Assignment: Word for word, write the lines below out again, with no pictures.
○ ○ ○
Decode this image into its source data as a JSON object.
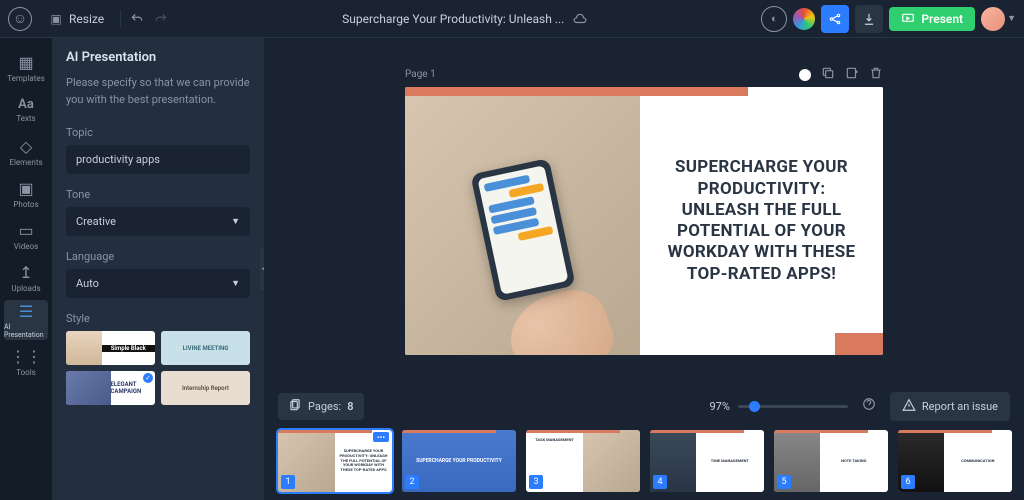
{
  "topbar": {
    "resize_label": "Resize",
    "title": "Supercharge Your Productivity: Unleash ...",
    "present_label": "Present"
  },
  "leftrail": {
    "items": [
      {
        "label": "Templates",
        "icon": "▦"
      },
      {
        "label": "Texts",
        "icon": "Aa"
      },
      {
        "label": "Elements",
        "icon": "◇"
      },
      {
        "label": "Photos",
        "icon": "▣"
      },
      {
        "label": "Videos",
        "icon": "▭"
      },
      {
        "label": "Uploads",
        "icon": "↥"
      },
      {
        "label": "AI Presentation",
        "icon": "☰",
        "active": true
      },
      {
        "label": "Tools",
        "icon": "⋮⋮"
      }
    ]
  },
  "sidepanel": {
    "title": "AI Presentation",
    "instruction": "Please specify so that we can provide you with the best presentation.",
    "topic_label": "Topic",
    "topic_value": "productivity apps",
    "tone_label": "Tone",
    "tone_value": "Creative",
    "language_label": "Language",
    "language_value": "Auto",
    "style_label": "Style",
    "styles": [
      {
        "name": "Simple Black"
      },
      {
        "name": "LIVINE MEETING"
      },
      {
        "name": "ELEGANT CAMPAIGN"
      },
      {
        "name": "Internship Report"
      }
    ]
  },
  "canvas": {
    "page_label": "Page 1",
    "slide_heading": "SUPERCHARGE YOUR PRODUCTIVITY: UNLEASH THE FULL POTENTIAL OF YOUR WORKDAY WITH THESE TOP-RATED APPS!"
  },
  "bottombar": {
    "pages_label": "Pages:",
    "pages_count": "8",
    "zoom_value": "97%",
    "report_label": "Report an issue"
  },
  "thumbs": [
    {
      "num": "1",
      "title": "SUPERCHARGE YOUR PRODUCTIVITY: UNLEASH THE FULL POTENTIAL OF YOUR WORKDAY WITH THESE TOP-RATED APPS",
      "active": true
    },
    {
      "num": "2",
      "title": "SUPERCHARGE YOUR PRODUCTIVITY"
    },
    {
      "num": "3",
      "title": "TASK MANAGEMENT"
    },
    {
      "num": "4",
      "title": "TIME MANAGEMENT"
    },
    {
      "num": "5",
      "title": "NOTE TAKING"
    },
    {
      "num": "6",
      "title": "COMMUNICATION"
    }
  ]
}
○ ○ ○
Problem solution:
Decode this image into its source data as a JSON object.
{
  "topbar": {
    "resize_label": "Resize",
    "title": "Supercharge Your Productivity: Unleash ...",
    "present_label": "Present"
  },
  "leftrail": {
    "items": [
      {
        "label": "Templates",
        "icon": "▦"
      },
      {
        "label": "Texts",
        "icon": "Aa"
      },
      {
        "label": "Elements",
        "icon": "◇"
      },
      {
        "label": "Photos",
        "icon": "▣"
      },
      {
        "label": "Videos",
        "icon": "▭"
      },
      {
        "label": "Uploads",
        "icon": "↥"
      },
      {
        "label": "AI Presentation",
        "icon": "☰",
        "active": true
      },
      {
        "label": "Tools",
        "icon": "⋮⋮"
      }
    ]
  },
  "sidepanel": {
    "title": "AI Presentation",
    "instruction": "Please specify so that we can provide you with the best presentation.",
    "topic_label": "Topic",
    "topic_value": "productivity apps",
    "tone_label": "Tone",
    "tone_value": "Creative",
    "language_label": "Language",
    "language_value": "Auto",
    "style_label": "Style",
    "styles": [
      {
        "name": "Simple Black"
      },
      {
        "name": "LIVINE MEETING"
      },
      {
        "name": "ELEGANT CAMPAIGN"
      },
      {
        "name": "Internship Report"
      }
    ]
  },
  "canvas": {
    "page_label": "Page 1",
    "slide_heading": "SUPERCHARGE YOUR PRODUCTIVITY: UNLEASH THE FULL POTENTIAL OF YOUR WORKDAY WITH THESE TOP-RATED APPS!"
  },
  "bottombar": {
    "pages_label": "Pages:",
    "pages_count": "8",
    "zoom_value": "97%",
    "report_label": "Report an issue"
  },
  "thumbs": [
    {
      "num": "1",
      "title": "SUPERCHARGE YOUR PRODUCTIVITY: UNLEASH THE FULL POTENTIAL OF YOUR WORKDAY WITH THESE TOP-RATED APPS",
      "active": true
    },
    {
      "num": "2",
      "title": "SUPERCHARGE YOUR PRODUCTIVITY"
    },
    {
      "num": "3",
      "title": "TASK MANAGEMENT"
    },
    {
      "num": "4",
      "title": "TIME MANAGEMENT"
    },
    {
      "num": "5",
      "title": "NOTE TAKING"
    },
    {
      "num": "6",
      "title": "COMMUNICATION"
    }
  ]
}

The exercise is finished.